Union Pacific Corp. on May 8 announced plans to immediately close Cold Connect, which moves refrigerated products by rail from truck-to-train loading centers in Wallula, Wash., and Delano, Calif., to the railroad’s warehouse in Rotterdam, N.Y.
The closure — attributed to COVID-19 impacts — affects the Northwest onion industry, particularly shippers in southeast Washington and northeast Oregon. The Wallula facility also received a few onion shipments from the southwest Idaho-southeast Oregon growing region.
The onion industry is dealing with low prices and volumes, largely due to the shutdown of restaurants and other foodservice clients amid coronavirus concerns.
Union Pacific on May 8 notified employees that Cold Connect “will permanently close, and most Cold Connect-related positions have been eliminated,” the company said in a statement. The railroad said it would stop accepting inbound orders after May 8, but “our intention is to deliver on all product in transit until it meets its final destination. A reduced staff will temporarily remain in position to execute these final commitments.”

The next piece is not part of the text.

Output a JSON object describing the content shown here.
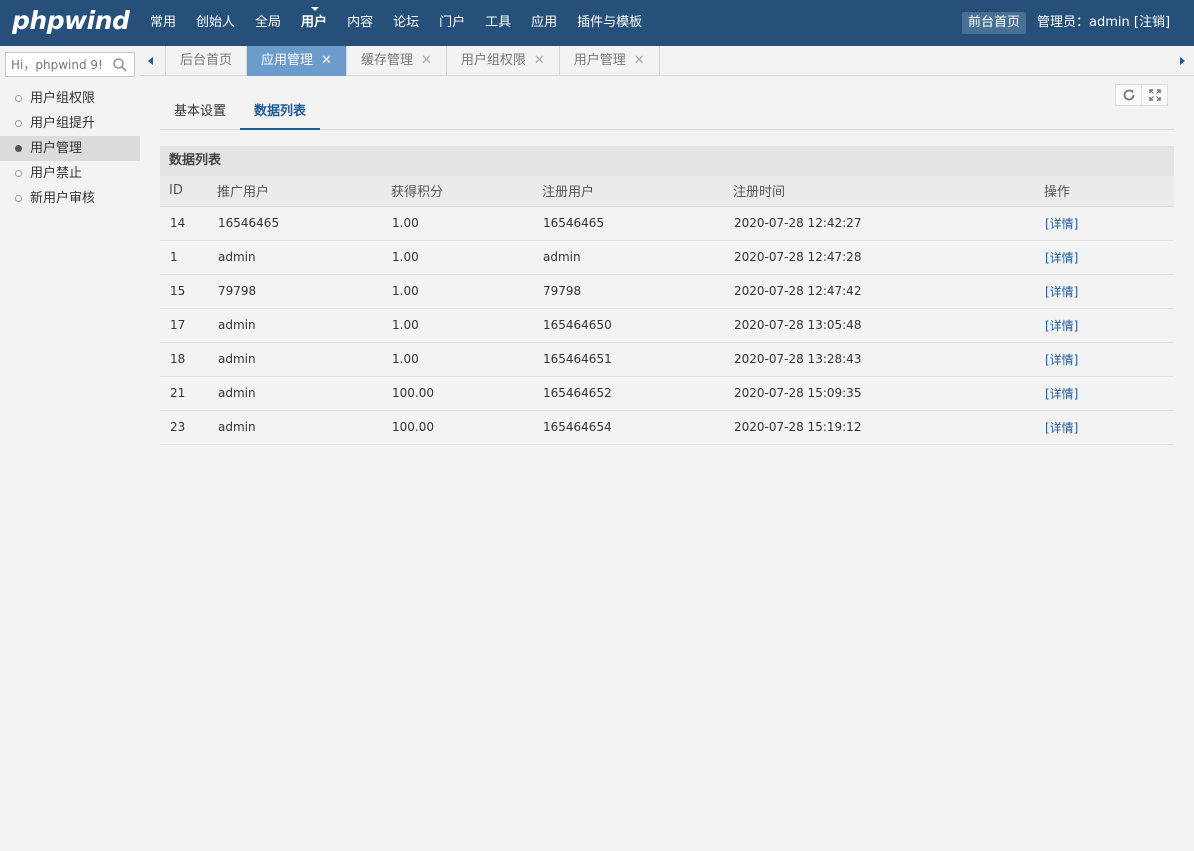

Union Pacific spokesman Tim McMahan declined to comment.
The company’s statement said the decision “was not made lightly. Since acquiring the Railex assets in 2017, employees diligently worked to grow volumes and create a platform for the future; however, with COVID-19 impacting volume and truck prices, it is no longer sustainable to continue operations.”
Cold Connect is a Loup Logistics service. Loup was formed through a merger of four UP subsidiaries.

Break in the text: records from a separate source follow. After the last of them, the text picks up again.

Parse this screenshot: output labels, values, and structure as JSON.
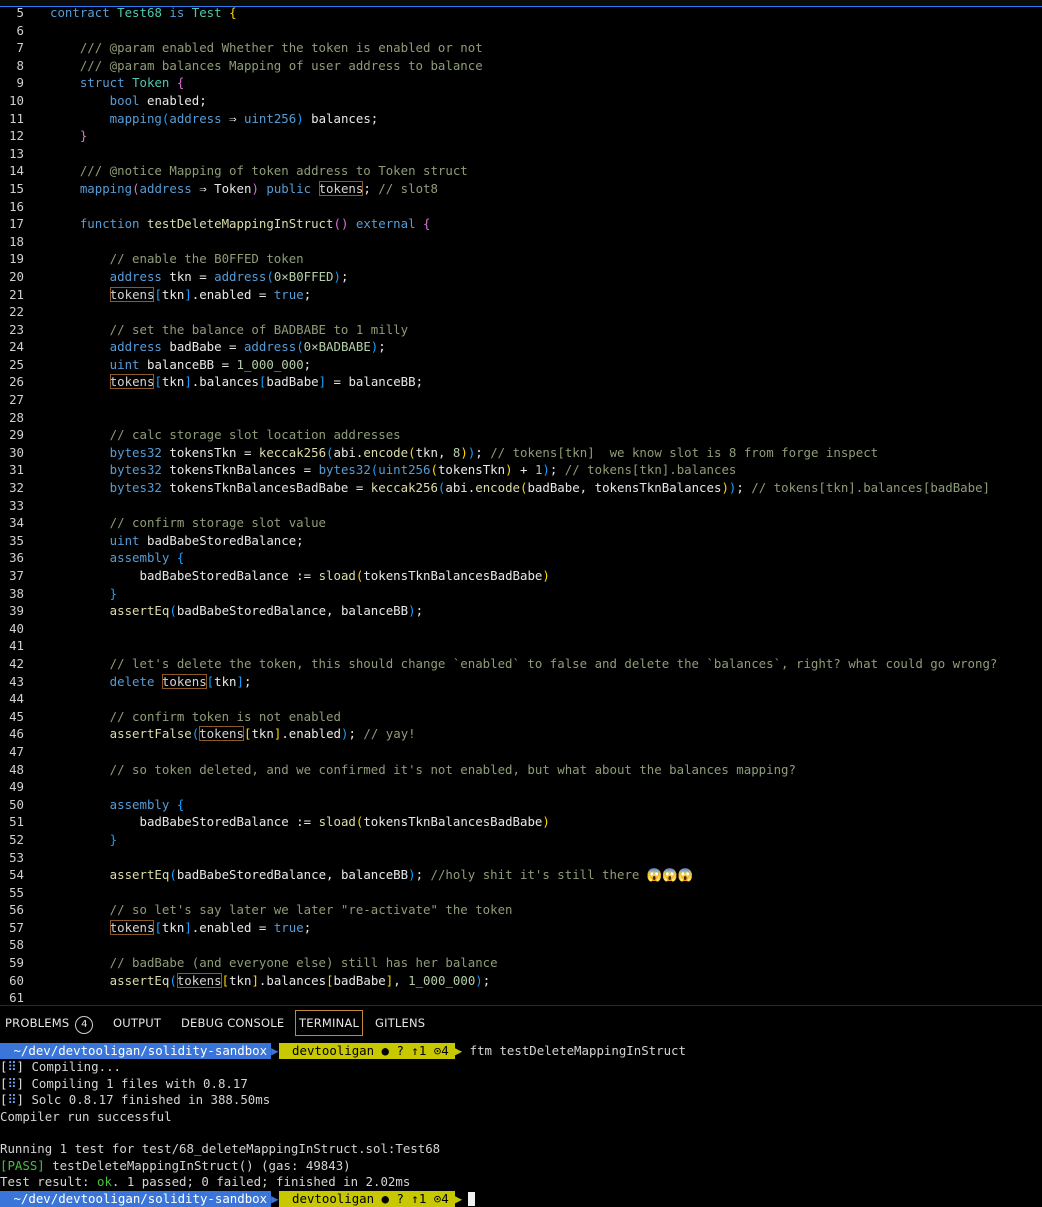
{
  "editor": {
    "lines": [
      {
        "n": "5",
        "segs": [
          [
            "k",
            "contract "
          ],
          [
            "t",
            "Test68"
          ],
          [
            "k",
            " is "
          ],
          [
            "t",
            "Test"
          ],
          [
            "n",
            " "
          ],
          [
            "p1",
            "{"
          ]
        ]
      },
      {
        "n": "6",
        "segs": []
      },
      {
        "n": "7",
        "segs": [
          [
            "c",
            "    /// @param enabled Whether the token is enabled or not"
          ]
        ]
      },
      {
        "n": "8",
        "segs": [
          [
            "c",
            "    /// @param balances Mapping of user address to balance"
          ]
        ]
      },
      {
        "n": "9",
        "segs": [
          [
            "k",
            "    struct "
          ],
          [
            "t",
            "Token "
          ],
          [
            "p2",
            "{"
          ]
        ]
      },
      {
        "n": "10",
        "segs": [
          [
            "k",
            "        bool "
          ],
          [
            "n",
            "enabled;"
          ]
        ]
      },
      {
        "n": "11",
        "segs": [
          [
            "k",
            "        mapping"
          ],
          [
            "p3",
            "("
          ],
          [
            "k",
            "address "
          ],
          [
            "n",
            "⇒ "
          ],
          [
            "k",
            "uint256"
          ],
          [
            "p3",
            ")"
          ],
          [
            "n",
            " balances;"
          ]
        ]
      },
      {
        "n": "12",
        "segs": [
          [
            "p2",
            "    }"
          ]
        ]
      },
      {
        "n": "13",
        "segs": []
      },
      {
        "n": "14",
        "segs": [
          [
            "c",
            "    /// @notice Mapping of token address to Token struct"
          ]
        ]
      },
      {
        "n": "15",
        "segs": [
          [
            "k",
            "    mapping"
          ],
          [
            "p2",
            "("
          ],
          [
            "k",
            "address "
          ],
          [
            "n",
            "⇒ Token"
          ],
          [
            "p2",
            ")"
          ],
          [
            "k",
            " public "
          ],
          [
            "hl",
            "tokens"
          ],
          [
            "n",
            "; "
          ],
          [
            "c",
            "// slot8"
          ]
        ]
      },
      {
        "n": "16",
        "segs": []
      },
      {
        "n": "17",
        "segs": [
          [
            "k",
            "    function "
          ],
          [
            "f",
            "testDeleteMappingInStruct"
          ],
          [
            "p2",
            "()"
          ],
          [
            "k",
            " external "
          ],
          [
            "p2",
            "{"
          ]
        ]
      },
      {
        "n": "18",
        "segs": []
      },
      {
        "n": "19",
        "segs": [
          [
            "c",
            "        // enable the B0FFED token"
          ]
        ]
      },
      {
        "n": "20",
        "segs": [
          [
            "k",
            "        address "
          ],
          [
            "n",
            "tkn = "
          ],
          [
            "k",
            "address"
          ],
          [
            "p3",
            "("
          ],
          [
            "num",
            "0×B0FFED"
          ],
          [
            "p3",
            ")"
          ],
          [
            "n",
            ";"
          ]
        ]
      },
      {
        "n": "21",
        "segs": [
          [
            "n",
            "        "
          ],
          [
            "hl",
            "tokens"
          ],
          [
            "p3",
            "["
          ],
          [
            "n",
            "tkn"
          ],
          [
            "p3",
            "]"
          ],
          [
            "n",
            ".enabled = "
          ],
          [
            "k",
            "true"
          ],
          [
            "n",
            ";"
          ]
        ]
      },
      {
        "n": "22",
        "segs": []
      },
      {
        "n": "23",
        "segs": [
          [
            "c",
            "        // set the balance of BADBABE to 1 milly"
          ]
        ]
      },
      {
        "n": "24",
        "segs": [
          [
            "k",
            "        address "
          ],
          [
            "n",
            "badBabe = "
          ],
          [
            "k",
            "address"
          ],
          [
            "p3",
            "("
          ],
          [
            "num",
            "0×BADBABE"
          ],
          [
            "p3",
            ")"
          ],
          [
            "n",
            ";"
          ]
        ]
      },
      {
        "n": "25",
        "segs": [
          [
            "k",
            "        uint "
          ],
          [
            "n",
            "balanceBB = "
          ],
          [
            "num",
            "1_000_000"
          ],
          [
            "n",
            ";"
          ]
        ]
      },
      {
        "n": "26",
        "segs": [
          [
            "n",
            "        "
          ],
          [
            "hl",
            "tokens"
          ],
          [
            "p3",
            "["
          ],
          [
            "n",
            "tkn"
          ],
          [
            "p3",
            "]"
          ],
          [
            "n",
            ".balances"
          ],
          [
            "p3",
            "["
          ],
          [
            "n",
            "badBabe"
          ],
          [
            "p3",
            "]"
          ],
          [
            "n",
            " = balanceBB;"
          ]
        ]
      },
      {
        "n": "27",
        "segs": []
      },
      {
        "n": "28",
        "segs": []
      },
      {
        "n": "29",
        "segs": [
          [
            "c",
            "        // calc storage slot location addresses"
          ]
        ]
      },
      {
        "n": "30",
        "segs": [
          [
            "k",
            "        bytes32 "
          ],
          [
            "n",
            "tokensTkn = "
          ],
          [
            "f",
            "keccak256"
          ],
          [
            "p3",
            "("
          ],
          [
            "n",
            "abi."
          ],
          [
            "f",
            "encode"
          ],
          [
            "p1",
            "("
          ],
          [
            "n",
            "tkn, "
          ],
          [
            "num",
            "8"
          ],
          [
            "p1",
            ")"
          ],
          [
            "p3",
            ")"
          ],
          [
            "n",
            "; "
          ],
          [
            "c",
            "// tokens[tkn]  we know slot is 8 from forge inspect"
          ]
        ]
      },
      {
        "n": "31",
        "segs": [
          [
            "k",
            "        bytes32 "
          ],
          [
            "n",
            "tokensTknBalances = "
          ],
          [
            "k",
            "bytes32"
          ],
          [
            "p3",
            "("
          ],
          [
            "k",
            "uint256"
          ],
          [
            "p1",
            "("
          ],
          [
            "n",
            "tokensTkn"
          ],
          [
            "p1",
            ")"
          ],
          [
            "n",
            " + "
          ],
          [
            "num",
            "1"
          ],
          [
            "p3",
            ")"
          ],
          [
            "n",
            "; "
          ],
          [
            "c",
            "// tokens[tkn].balances"
          ]
        ]
      },
      {
        "n": "32",
        "segs": [
          [
            "k",
            "        bytes32 "
          ],
          [
            "n",
            "tokensTknBalancesBadBabe = "
          ],
          [
            "f",
            "keccak256"
          ],
          [
            "p3",
            "("
          ],
          [
            "n",
            "abi."
          ],
          [
            "f",
            "encode"
          ],
          [
            "p1",
            "("
          ],
          [
            "n",
            "badBabe, tokensTknBalances"
          ],
          [
            "p1",
            ")"
          ],
          [
            "p3",
            ")"
          ],
          [
            "n",
            "; "
          ],
          [
            "c",
            "// tokens[tkn].balances[badBabe]"
          ]
        ]
      },
      {
        "n": "33",
        "segs": []
      },
      {
        "n": "34",
        "segs": [
          [
            "c",
            "        // confirm storage slot value"
          ]
        ]
      },
      {
        "n": "35",
        "segs": [
          [
            "k",
            "        uint "
          ],
          [
            "n",
            "badBabeStoredBalance;"
          ]
        ]
      },
      {
        "n": "36",
        "segs": [
          [
            "k",
            "        assembly "
          ],
          [
            "p3",
            "{"
          ]
        ]
      },
      {
        "n": "37",
        "segs": [
          [
            "n",
            "            badBabeStoredBalance := "
          ],
          [
            "f",
            "sload"
          ],
          [
            "p1",
            "("
          ],
          [
            "n",
            "tokensTknBalancesBadBabe"
          ],
          [
            "p1",
            ")"
          ]
        ]
      },
      {
        "n": "38",
        "segs": [
          [
            "p3",
            "        }"
          ]
        ]
      },
      {
        "n": "39",
        "segs": [
          [
            "f",
            "        assertEq"
          ],
          [
            "p3",
            "("
          ],
          [
            "n",
            "badBabeStoredBalance, balanceBB"
          ],
          [
            "p3",
            ")"
          ],
          [
            "n",
            ";"
          ]
        ]
      },
      {
        "n": "40",
        "segs": []
      },
      {
        "n": "41",
        "segs": []
      },
      {
        "n": "42",
        "segs": [
          [
            "c",
            "        // let's delete the token, this should change `enabled` to false and delete the `balances`, right? what could go wrong?"
          ]
        ]
      },
      {
        "n": "43",
        "segs": [
          [
            "k",
            "        delete "
          ],
          [
            "hl",
            "tokens"
          ],
          [
            "p3",
            "["
          ],
          [
            "n",
            "tkn"
          ],
          [
            "p3",
            "]"
          ],
          [
            "n",
            ";"
          ]
        ]
      },
      {
        "n": "44",
        "segs": []
      },
      {
        "n": "45",
        "segs": [
          [
            "c",
            "        // confirm token is not enabled"
          ]
        ]
      },
      {
        "n": "46",
        "segs": [
          [
            "f",
            "        assertFalse"
          ],
          [
            "p3",
            "("
          ],
          [
            "hl",
            "tokens"
          ],
          [
            "p1",
            "["
          ],
          [
            "n",
            "tkn"
          ],
          [
            "p1",
            "]"
          ],
          [
            "n",
            ".enabled"
          ],
          [
            "p3",
            ")"
          ],
          [
            "n",
            "; "
          ],
          [
            "c",
            "// yay!"
          ]
        ]
      },
      {
        "n": "47",
        "segs": []
      },
      {
        "n": "48",
        "segs": [
          [
            "c",
            "        // so token deleted, and we confirmed it's not enabled, but what about the balances mapping?"
          ]
        ]
      },
      {
        "n": "49",
        "segs": []
      },
      {
        "n": "50",
        "segs": [
          [
            "k",
            "        assembly "
          ],
          [
            "p3",
            "{"
          ]
        ]
      },
      {
        "n": "51",
        "segs": [
          [
            "n",
            "            badBabeStoredBalance := "
          ],
          [
            "f",
            "sload"
          ],
          [
            "p1",
            "("
          ],
          [
            "n",
            "tokensTknBalancesBadBabe"
          ],
          [
            "p1",
            ")"
          ]
        ]
      },
      {
        "n": "52",
        "segs": [
          [
            "p3",
            "        }"
          ]
        ]
      },
      {
        "n": "53",
        "segs": []
      },
      {
        "n": "54",
        "segs": [
          [
            "f",
            "        assertEq"
          ],
          [
            "p3",
            "("
          ],
          [
            "n",
            "badBabeStoredBalance, balanceBB"
          ],
          [
            "p3",
            ")"
          ],
          [
            "n",
            "; "
          ],
          [
            "c",
            "//holy shit it's still there 😱😱😱"
          ]
        ]
      },
      {
        "n": "55",
        "segs": []
      },
      {
        "n": "56",
        "segs": [
          [
            "c",
            "        // so let's say later we later \"re-activate\" the token"
          ]
        ]
      },
      {
        "n": "57",
        "segs": [
          [
            "n",
            "        "
          ],
          [
            "hl",
            "tokens"
          ],
          [
            "p3",
            "["
          ],
          [
            "n",
            "tkn"
          ],
          [
            "p3",
            "]"
          ],
          [
            "n",
            ".enabled = "
          ],
          [
            "k",
            "true"
          ],
          [
            "n",
            ";"
          ]
        ]
      },
      {
        "n": "58",
        "segs": []
      },
      {
        "n": "59",
        "segs": [
          [
            "c",
            "        // badBabe (and everyone else) still has her balance"
          ]
        ]
      },
      {
        "n": "60",
        "segs": [
          [
            "f",
            "        assertEq"
          ],
          [
            "p3",
            "("
          ],
          [
            "hl",
            "tokens"
          ],
          [
            "p1",
            "["
          ],
          [
            "n",
            "tkn"
          ],
          [
            "p1",
            "]"
          ],
          [
            "n",
            ".balances"
          ],
          [
            "p1",
            "["
          ],
          [
            "n",
            "badBabe"
          ],
          [
            "p1",
            "]"
          ],
          [
            "n",
            ", "
          ],
          [
            "num",
            "1_000_000"
          ],
          [
            "p3",
            ")"
          ],
          [
            "n",
            ";"
          ]
        ]
      },
      {
        "n": "61",
        "segs": []
      }
    ]
  },
  "panel": {
    "tabs": [
      {
        "label": "PROBLEMS",
        "badge": "4",
        "active": false
      },
      {
        "label": "OUTPUT",
        "active": false
      },
      {
        "label": "DEBUG CONSOLE",
        "active": false
      },
      {
        "label": "TERMINAL",
        "active": true
      },
      {
        "label": "GITLENS",
        "active": false
      }
    ]
  },
  "terminal": {
    "prompt_path": " ~/dev/devtooligan/solidity-sandbox",
    "prompt_git": " devtooligan ● ? ↑1 ⊙4",
    "command": "ftm testDeleteMappingInStruct",
    "compile_1": "Compiling...",
    "compile_2": "Compiling 1 files with 0.8.17",
    "compile_3": "Solc 0.8.17 finished in 388.50ms",
    "compile_status": "Compiler run successful",
    "running": "Running 1 test for test/68_deleteMappingInStruct.sol:Test68",
    "pass_tag": "[PASS]",
    "pass_text": " testDeleteMappingInStruct() (gas: 49843)",
    "result_prefix": "Test result: ",
    "result_ok": "ok",
    "result_rest": ". 1 passed; 0 failed; finished in 2.02ms",
    "prompt_path_2": " ~/dev/devtooligan/solidity-sandbox",
    "prompt_git_2": " devtooligan ● ? ↑1 ⊙4",
    "hash_mark": "⠿"
  }
}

“We send onions back to the Northeast,” said Jason Walker, general manager at Bybee Produce in Prosser, Wash. “That was a really good option for transportation. It’s going to have a negative impact on our industry with that closing.”
He declined to say how much volume Bybee Produce shipped via the rail facility in Wallula. “I would say we used Cold Connect on a weekly basis, and now that is all going to have to get shifted to other transportation.”
Most of Bybee’s onion shipments likely will switch to truck, since the company does not have rail-loading access at its own facility or nearby, Walker said.
Grant Kitamura, a partner in Baker & Murakami Produce in Ontario, Ore., near the Idaho border, said few local onion shipments went to Wallula because it was too expensive by the time they were trucked 200-plus miles to the northwest and then sent east by train. Cold Connect handled a few southwest Idaho-southeast Oregon shipments, mainly at customers’ request.
The facility gave a freight advantage to Washington and northeast Oregon onion shippers, “and now we are back on a more even playing field,” Kitamura said.
But since onion shippers in southeast Washington and northeast Oregon will use more trucks in the absence of Cold Connect rail service, “that could put pressure on truck supplies — a negative for both regions,” he said. “It all remains to be seen.”
Kitamura is president of Malheur County Development Corp., which is overseeing plans to build a Treasure Valley Reload Center. The facility would be used to ship onions and other commodities east via Union Pacific.
He said the TVRC could open as soon as the fall of 2021. The opening schedule is subject to when meetings can be scheduled, additional approvals from Oregon transportation officials, and feasibility-related negotiations with Union Pacific, a third-party operating company and Treasure Valley Onion Shippers LLC, which includes 15 onion shippers.
“While we don’t like to see any economic loss to our agricultural partners, this does create a tremendous opportunity for the Treasure Valley Reload facility,” said Greg Smith, the development corporation’s officer to the board.
For example, he said its service would open additional markets in the South, the Midwest and on the East Coast.